This system benefits the state and Union governments, which can exert control over the city indirectly. The political structure incentivises commissioners to please the state government, even if they are well-intentioned and are extremely impactful in running a city.

This, it could be argued, undermines the principle that citizens elect their own leaders.

The political crisis in Maharashtra may further imperil the BMC and Mumbai’s residents. Cooperation between the BMC and the state government is essential to the former’s functioning, as was clearly seen in the city’s handling of the COVID-19 pandemic. The MVA decentralised political power to the BMC and provided political cover needed to ensure that the city was ready to respond, giving rise to the ‘Mumbai model’ of pandemic management.

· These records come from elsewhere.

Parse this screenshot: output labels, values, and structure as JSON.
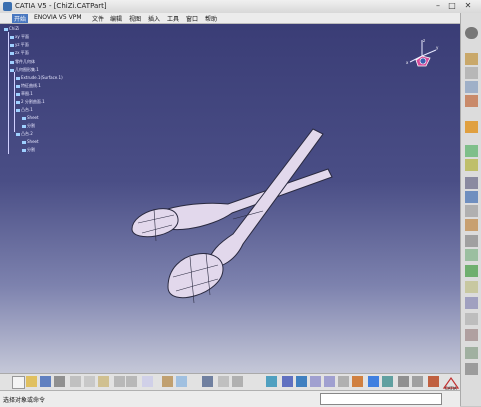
{
  "window": {
    "title": "CATIA V5 - [ChiZi.CATPart]"
  },
  "menubar": {
    "items": [
      "开始",
      "ENOVIA V5 VPM",
      "文件",
      "编辑",
      "视图",
      "插入",
      "工具",
      "窗口",
      "帮助"
    ],
    "active_index": 0
  },
  "tree": {
    "nodes": [
      {
        "label": "ChiZi"
      },
      {
        "label": "xy 平面"
      },
      {
        "label": "yz 平面"
      },
      {
        "label": "zx 平面"
      },
      {
        "label": "零件几何体"
      },
      {
        "label": "几何图形集.1"
      },
      {
        "label": "Extrude.1(Surface.1)"
      },
      {
        "label": "特征曲线.1"
      },
      {
        "label": "草图.1"
      },
      {
        "label": "2 分割曲面.1"
      },
      {
        "label": "凸台.1"
      },
      {
        "label": "Sheet"
      },
      {
        "label": "分割"
      },
      {
        "label": "凸台.2"
      },
      {
        "label": "Sheet"
      },
      {
        "label": "分割"
      }
    ]
  },
  "status": {
    "prompt": "选择对象或命令"
  },
  "logo": {
    "text": "CATIA"
  },
  "colors": {
    "viewport_top": "#3a3d76",
    "viewport_bottom": "#c5c8d8",
    "spoon_fill": "#e2d8ec",
    "spoon_edge": "#2a2a40",
    "active_menu": "#4a78c0"
  },
  "icons": {
    "right_toolbar": [
      "gear-icon",
      "sketch-icon",
      "pad-icon",
      "pocket-icon",
      "shaft-icon",
      "groove-icon",
      "hole-icon",
      "rib-icon",
      "slot-icon",
      "stiffener-icon",
      "loft-icon",
      "fillet-icon",
      "chamfer-icon",
      "draft-icon",
      "shell-icon",
      "thickness-icon",
      "thread-icon",
      "split-icon",
      "thick-surface-icon",
      "close-surface-icon",
      "sew-surface-icon",
      "translate-icon",
      "rotate-icon",
      "symmetry-icon",
      "mirror-icon",
      "pattern-icon",
      "scale-icon",
      "boolean-icon",
      "measure-icon",
      "constraint-icon"
    ],
    "bottom_toolbar": [
      "new-icon",
      "open-icon",
      "save-icon",
      "print-icon",
      "cut-icon",
      "copy-icon",
      "paste-icon",
      "undo-icon",
      "redo-icon",
      "help-icon",
      "formula-icon",
      "comment-icon",
      "catalog-icon",
      "table-icon",
      "sphere-icon",
      "layer-icon",
      "fit-all-icon",
      "pan-icon",
      "rotate-view-icon",
      "zoom-in-icon",
      "zoom-out-icon",
      "normal-view-icon",
      "iso-view-icon",
      "render-style-icon",
      "hide-show-icon",
      "swap-space-icon",
      "material-icon"
    ]
  }
}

City government and administration were at the forefront of COVID-19 management and proved to be effective in responding to crises because they were given a free hand. Thirty years after the passage of the 74th Amendment, urban India has expanded to accommodate nearly 50% of the country’s population, according to some estimates. ULBs must be politically empowered to support their citizens and not remain subject to control by the state or the Union. Turmoil at the state level must not hinder ULBs from continuing their primary functions, to provide services to citizens and improve living standards.

Vibhav Mariwala studied History and Anthropology at Stanford University.

A version of this article first appeared in The India Cable – a subscribers-only newsletter published by The Wire and Galileo Ideas. You can subscribe to The India Cable by clicking here.